Submicron size particles of a murine monoclonal antibody are more immunogenic than oligomers or micron size particles upon subcutaneous administration in mice.

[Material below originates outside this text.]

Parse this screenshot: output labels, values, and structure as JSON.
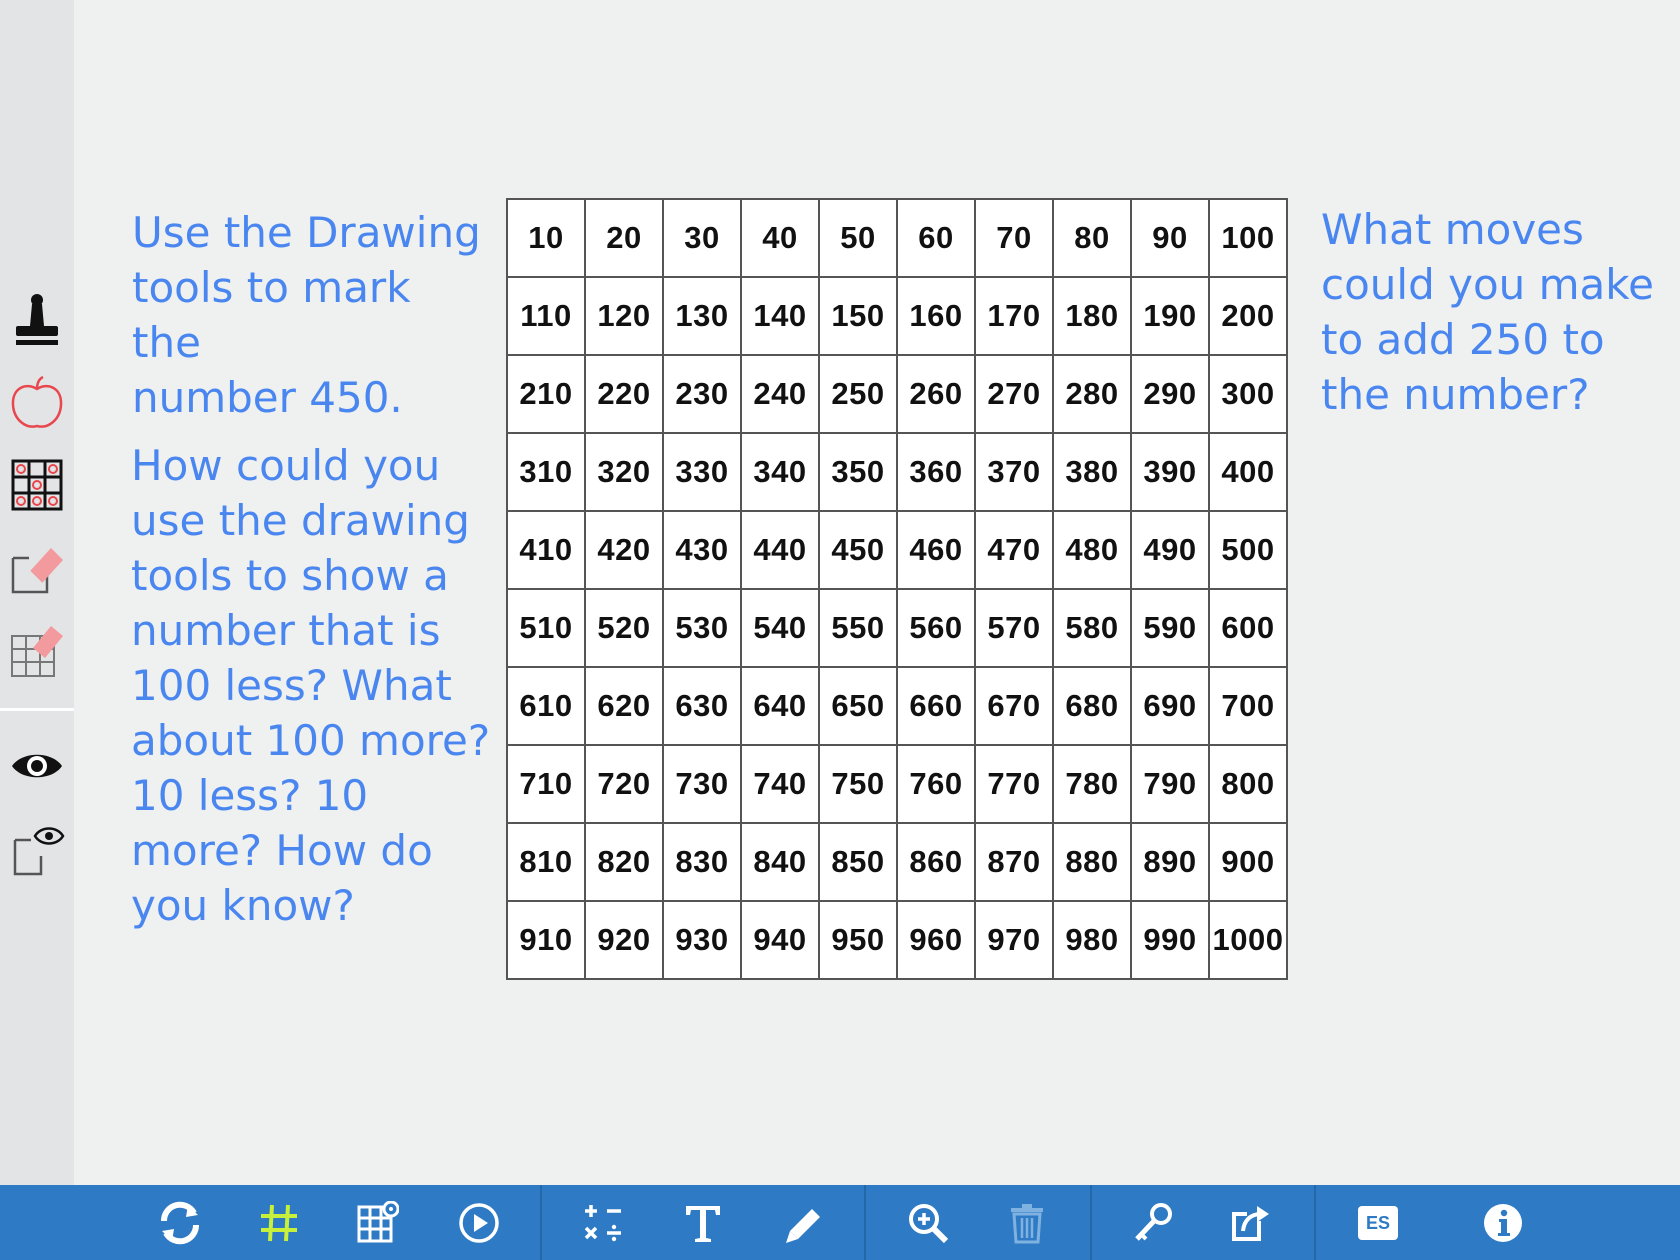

Protein aggregates are one of the several risk factors for undesired immunogenicity of biopharmaceuticals. However, it remains unclear which features determine whether aggregates will trigger an unwanted immune response. The aim of this study was to determine the effect of aggregates' size on their relative immunogenicity. A monoclonal murine IgG1 was stressed by exposure to low pH and elevated temperature followed by stirring to obtain aggregates widely differing in size. Aggregate fractions enriched in soluble oligomers, submicron size particles and micron size particles were isolated via centrifugation or size-exclusion chromatography and characterized physicochemically. The secondary and tertiary structures of aggregates were altered in a similar way for all the fractions, while no substantial chemical degradation was observed. Development of anti-drug antibodies was measured after subcutaneous administration of each enriched fraction to BALB/c mice. Among all tested fractions, the most immunogenic was the one highly enriched in submicron size particles (∼100-1000 nm). Fractions composed of micron size (>1-100 μm) particles or soluble oligomers (<100 nm) were not immunogenic under the dosing regimen studied in this work. These results show that aggregate size is an important factor for protein immunogenicity.
J Pharm Sci. 2018 NOV